## WHAT TO DO
Before you return the entries below, strip out the pictures and keep all else exact.

## DATA
-=-=-

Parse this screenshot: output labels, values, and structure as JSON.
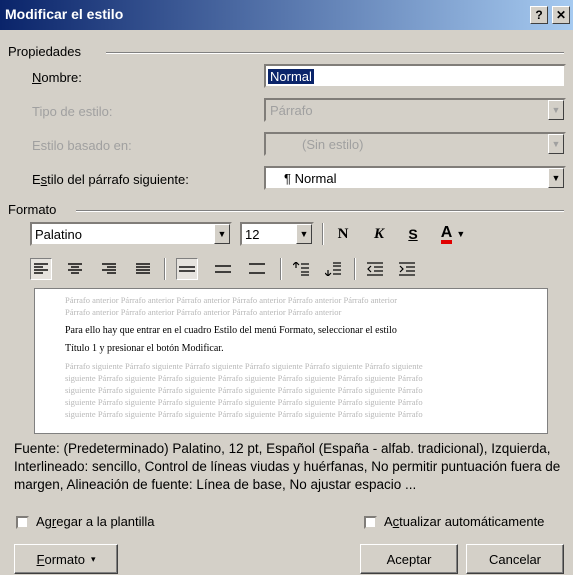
{
  "window": {
    "title": "Modificar el estilo",
    "help_label": "?",
    "close_label": "✕"
  },
  "properties": {
    "group_label": "Propiedades",
    "name_label": "Nombre:",
    "name_value": "Normal",
    "type_label": "Tipo de estilo:",
    "type_value": "Párrafo",
    "based_label": "Estilo basado en:",
    "based_value": "(Sin estilo)",
    "next_label": "Estilo del párrafo siguiente:",
    "next_value": "¶ Normal"
  },
  "format": {
    "group_label": "Formato",
    "font_value": "Palatino",
    "size_value": "12",
    "bold": "N",
    "italic": "K",
    "underline": "S",
    "color_letter": "A",
    "font_color": "#e00000"
  },
  "preview": {
    "prev_lines": [
      "Párrafo anterior Párrafo anterior Párrafo anterior Párrafo anterior Párrafo anterior Párrafo anterior",
      "Párrafo anterior Párrafo anterior Párrafo anterior Párrafo anterior Párrafo anterior"
    ],
    "main_lines": [
      "Para ello hay que entrar en el cuadro Estilo del menú Formato, seleccionar el estilo",
      "Título 1 y presionar el botón Modificar."
    ],
    "next_lines": [
      "Párrafo siguiente Párrafo siguiente Párrafo siguiente Párrafo siguiente Párrafo siguiente Párrafo siguiente",
      "siguiente Párrafo siguiente Párrafo siguiente Párrafo siguiente Párrafo siguiente Párrafo siguiente Párrafo",
      "siguiente Párrafo siguiente Párrafo siguiente Párrafo siguiente Párrafo siguiente Párrafo siguiente Párrafo",
      "siguiente Párrafo siguiente Párrafo siguiente Párrafo siguiente Párrafo siguiente Párrafo siguiente Párrafo",
      "siguiente Párrafo siguiente Párrafo siguiente Párrafo siguiente Párrafo siguiente Párrafo siguiente Párrafo"
    ]
  },
  "description": "Fuente: (Predeterminado) Palatino, 12 pt, Español (España - alfab. tradicional), Izquierda, Interlineado:  sencillo, Control de líneas viudas y huérfanas, No permitir puntuación fuera de margen, Alineación de fuente: Línea de base, No ajustar espacio ...",
  "options": {
    "add_template_label": "Agregar a la plantilla",
    "auto_update_label": "Actualizar automáticamente"
  },
  "buttons": {
    "format_label": "Formato",
    "format_arrow": "▾",
    "ok_label": "Aceptar",
    "cancel_label": "Cancelar"
  }
}
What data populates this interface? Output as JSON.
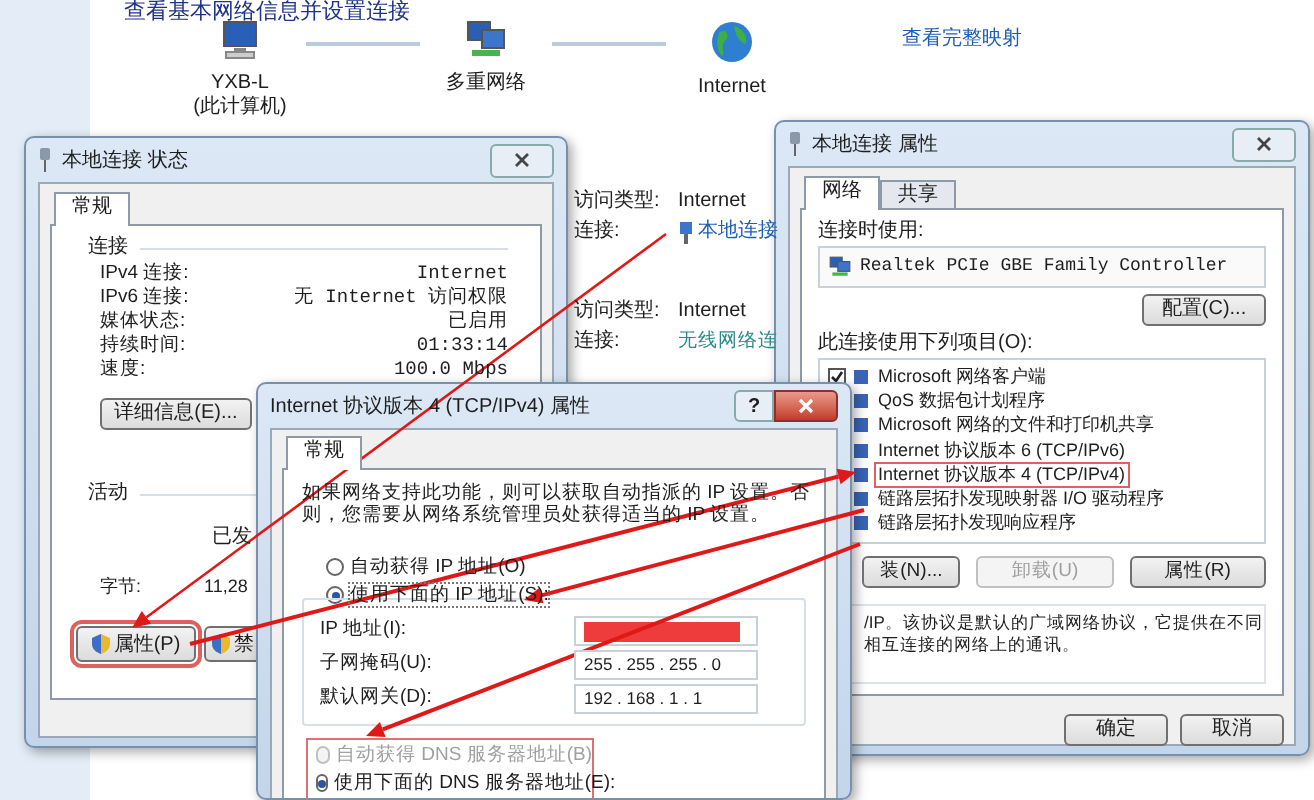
{
  "network_map": {
    "heading": "查看基本网络信息并设置连接",
    "nodes": [
      {
        "kind": "computer",
        "label": "YXB-L",
        "sublabel": "(此计算机)"
      },
      {
        "kind": "network",
        "label": "多重网络"
      },
      {
        "kind": "globe",
        "label": "Internet"
      }
    ],
    "full_map_link": "查看完整映射"
  },
  "connections": [
    {
      "access_label": "访问类型:",
      "access_value": "Internet",
      "conn_label": "连接:",
      "conn_value": "本地连接",
      "icon": true
    },
    {
      "access_label": "访问类型:",
      "access_value": "Internet",
      "conn_label": "连接:",
      "conn_value": "无线网络连",
      "icon": false
    }
  ],
  "status_dialog": {
    "title": "本地连接 状态",
    "tabs": [
      {
        "label": "常规",
        "selected": true
      }
    ],
    "connection_section": "连接",
    "rows": [
      {
        "label": "IPv4 连接:",
        "value": "Internet"
      },
      {
        "label": "IPv6 连接:",
        "value": "无 Internet 访问权限"
      },
      {
        "label": "媒体状态:",
        "value": "已启用"
      },
      {
        "label": "持续时间:",
        "value": "01:33:14"
      },
      {
        "label": "速度:",
        "value": "100.0 Mbps"
      }
    ],
    "details_button": "详细信息(E)...",
    "activity_section": "活动",
    "sent_label": "已发",
    "bytes_label": "字节:",
    "bytes_sent": "11,28",
    "buttons": [
      {
        "label": "属性(P)",
        "highlighted": true
      },
      {
        "label": "禁",
        "highlighted": false
      }
    ]
  },
  "ipv4_dialog": {
    "title": "Internet 协议版本 4 (TCP/IPv4) 属性",
    "help": "?",
    "tabs": [
      {
        "label": "常规",
        "selected": true
      }
    ],
    "intro": "如果网络支持此功能，则可以获取自动指派的 IP 设置。否则，您需要从网络系统管理员处获得适当的 IP 设置。",
    "ip_options": [
      {
        "label": "自动获得 IP 地址(O)",
        "selected": false
      },
      {
        "label": "使用下面的 IP 地址(S):",
        "selected": true
      }
    ],
    "fields": [
      {
        "label": "IP 地址(I):",
        "redacted": true
      },
      {
        "label": "子网掩码(U):",
        "redacted": false,
        "value": "255 . 255 . 255 . 0"
      },
      {
        "label": "默认网关(D):",
        "redacted": false,
        "value": "192 . 168 . 1 . 1"
      }
    ],
    "dns_options": [
      {
        "label": "自动获得 DNS 服务器地址(B)",
        "selected": false,
        "disabled": true
      },
      {
        "label": "使用下面的 DNS 服务器地址(E):",
        "selected": true,
        "disabled": false
      }
    ]
  },
  "properties_dialog": {
    "title": "本地连接 属性",
    "tabs": [
      {
        "label": "网络",
        "selected": true
      },
      {
        "label": "共享",
        "selected": false
      }
    ],
    "connect_using_label": "连接时使用:",
    "adapter": "Realtek PCIe GBE Family Controller",
    "configure_button": "配置(C)...",
    "items_label": "此连接使用下列项目(O):",
    "items": [
      {
        "label": "Microsoft 网络客户端",
        "checked": true,
        "highlighted": false
      },
      {
        "label": "QoS 数据包计划程序",
        "highlighted": false
      },
      {
        "label": "Microsoft 网络的文件和打印机共享",
        "highlighted": false
      },
      {
        "label": "Internet 协议版本 6 (TCP/IPv6)",
        "highlighted": false
      },
      {
        "label": "Internet 协议版本 4 (TCP/IPv4)",
        "highlighted": true
      },
      {
        "label": "链路层拓扑发现映射器 I/O 驱动程序",
        "highlighted": false
      },
      {
        "label": "链路层拓扑发现响应程序",
        "highlighted": false
      }
    ],
    "buttons": [
      {
        "label": "装(N)...",
        "disabled": false
      },
      {
        "label": "卸载(U)",
        "disabled": true
      },
      {
        "label": "属性(R)",
        "disabled": false
      }
    ],
    "description": [
      "/IP。该协议是默认的广域网络协议，它提供在不同",
      "相互连接的网络上的通讯。"
    ],
    "footer_buttons": [
      "确定",
      "取消"
    ]
  }
}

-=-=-

## ANSWER TO THIS EXERCISE
Parse this screenshot: output labels, values, and structure as JSON.
{
  "window": {
    "title": "Modificar el estilo",
    "help_label": "?",
    "close_label": "✕"
  },
  "properties": {
    "group_label": "Propiedades",
    "name_label": "Nombre:",
    "name_value": "Normal",
    "type_label": "Tipo de estilo:",
    "type_value": "Párrafo",
    "based_label": "Estilo basado en:",
    "based_value": "(Sin estilo)",
    "next_label": "Estilo del párrafo siguiente:",
    "next_value": "¶ Normal"
  },
  "format": {
    "group_label": "Formato",
    "font_value": "Palatino",
    "size_value": "12",
    "bold": "N",
    "italic": "K",
    "underline": "S",
    "color_letter": "A",
    "font_color": "#e00000"
  },
  "preview": {
    "prev_lines": [
      "Párrafo anterior Párrafo anterior Párrafo anterior Párrafo anterior Párrafo anterior Párrafo anterior",
      "Párrafo anterior Párrafo anterior Párrafo anterior Párrafo anterior Párrafo anterior"
    ],
    "main_lines": [
      "Para ello hay que entrar en el cuadro Estilo del menú Formato, seleccionar el estilo",
      "Título 1 y presionar el botón Modificar."
    ],
    "next_lines": [
      "Párrafo siguiente Párrafo siguiente Párrafo siguiente Párrafo siguiente Párrafo siguiente Párrafo siguiente",
      "siguiente Párrafo siguiente Párrafo siguiente Párrafo siguiente Párrafo siguiente Párrafo siguiente Párrafo",
      "siguiente Párrafo siguiente Párrafo siguiente Párrafo siguiente Párrafo siguiente Párrafo siguiente Párrafo",
      "siguiente Párrafo siguiente Párrafo siguiente Párrafo siguiente Párrafo siguiente Párrafo siguiente Párrafo",
      "siguiente Párrafo siguiente Párrafo siguiente Párrafo siguiente Párrafo siguiente Párrafo siguiente Párrafo"
    ]
  },
  "description": "Fuente: (Predeterminado) Palatino, 12 pt, Español (España - alfab. tradicional), Izquierda, Interlineado:  sencillo, Control de líneas viudas y huérfanas, No permitir puntuación fuera de margen, Alineación de fuente: Línea de base, No ajustar espacio ...",
  "options": {
    "add_template_label": "Agregar a la plantilla",
    "auto_update_label": "Actualizar automáticamente"
  },
  "buttons": {
    "format_label": "Formato",
    "format_arrow": "▾",
    "ok_label": "Aceptar",
    "cancel_label": "Cancelar"
  }
}
What data populates this interface? Output as JSON.
{
  "network_map": {
    "heading": "查看基本网络信息并设置连接",
    "nodes": [
      {
        "kind": "computer",
        "label": "YXB-L",
        "sublabel": "(此计算机)"
      },
      {
        "kind": "network",
        "label": "多重网络"
      },
      {
        "kind": "globe",
        "label": "Internet"
      }
    ],
    "full_map_link": "查看完整映射"
  },
  "connections": [
    {
      "access_label": "访问类型:",
      "access_value": "Internet",
      "conn_label": "连接:",
      "conn_value": "本地连接",
      "icon": true
    },
    {
      "access_label": "访问类型:",
      "access_value": "Internet",
      "conn_label": "连接:",
      "conn_value": "无线网络连",
      "icon": false
    }
  ],
  "status_dialog": {
    "title": "本地连接 状态",
    "tabs": [
      {
        "label": "常规",
        "selected": true
      }
    ],
    "connection_section": "连接",
    "rows": [
      {
        "label": "IPv4 连接:",
        "value": "Internet"
      },
      {
        "label": "IPv6 连接:",
        "value": "无 Internet 访问权限"
      },
      {
        "label": "媒体状态:",
        "value": "已启用"
      },
      {
        "label": "持续时间:",
        "value": "01:33:14"
      },
      {
        "label": "速度:",
        "value": "100.0 Mbps"
      }
    ],
    "details_button": "详细信息(E)...",
    "activity_section": "活动",
    "sent_label": "已发",
    "bytes_label": "字节:",
    "bytes_sent": "11,28",
    "buttons": [
      {
        "label": "属性(P)",
        "highlighted": true
      },
      {
        "label": "禁",
        "highlighted": false
      }
    ]
  },
  "ipv4_dialog": {
    "title": "Internet 协议版本 4 (TCP/IPv4) 属性",
    "help": "?",
    "tabs": [
      {
        "label": "常规",
        "selected": true
      }
    ],
    "intro": "如果网络支持此功能，则可以获取自动指派的 IP 设置。否则，您需要从网络系统管理员处获得适当的 IP 设置。",
    "ip_options": [
      {
        "label": "自动获得 IP 地址(O)",
        "selected": false
      },
      {
        "label": "使用下面的 IP 地址(S):",
        "selected": true
      }
    ],
    "fields": [
      {
        "label": "IP 地址(I):",
        "redacted": true
      },
      {
        "label": "子网掩码(U):",
        "redacted": false,
        "value": "255 . 255 . 255 . 0"
      },
      {
        "label": "默认网关(D):",
        "redacted": false,
        "value": "192 . 168 . 1 . 1"
      }
    ],
    "dns_options": [
      {
        "label": "自动获得 DNS 服务器地址(B)",
        "selected": false,
        "disabled": true
      },
      {
        "label": "使用下面的 DNS 服务器地址(E):",
        "selected": true,
        "disabled": false
      }
    ]
  },
  "properties_dialog": {
    "title": "本地连接 属性",
    "tabs": [
      {
        "label": "网络",
        "selected": true
      },
      {
        "label": "共享",
        "selected": false
      }
    ],
    "connect_using_label": "连接时使用:",
    "adapter": "Realtek PCIe GBE Family Controller",
    "configure_button": "配置(C)...",
    "items_label": "此连接使用下列项目(O):",
    "items": [
      {
        "label": "Microsoft 网络客户端",
        "checked": true,
        "highlighted": false
      },
      {
        "label": "QoS 数据包计划程序",
        "highlighted": false
      },
      {
        "label": "Microsoft 网络的文件和打印机共享",
        "highlighted": false
      },
      {
        "label": "Internet 协议版本 6 (TCP/IPv6)",
        "highlighted": false
      },
      {
        "label": "Internet 协议版本 4 (TCP/IPv4)",
        "highlighted": true
      },
      {
        "label": "链路层拓扑发现映射器 I/O 驱动程序",
        "highlighted": false
      },
      {
        "label": "链路层拓扑发现响应程序",
        "highlighted": false
      }
    ],
    "buttons": [
      {
        "label": "装(N)...",
        "disabled": false
      },
      {
        "label": "卸载(U)",
        "disabled": true
      },
      {
        "label": "属性(R)",
        "disabled": false
      }
    ],
    "description": [
      "/IP。该协议是默认的广域网络协议，它提供在不同",
      "相互连接的网络上的通讯。"
    ],
    "footer_buttons": [
      "确定",
      "取消"
    ]
  }
}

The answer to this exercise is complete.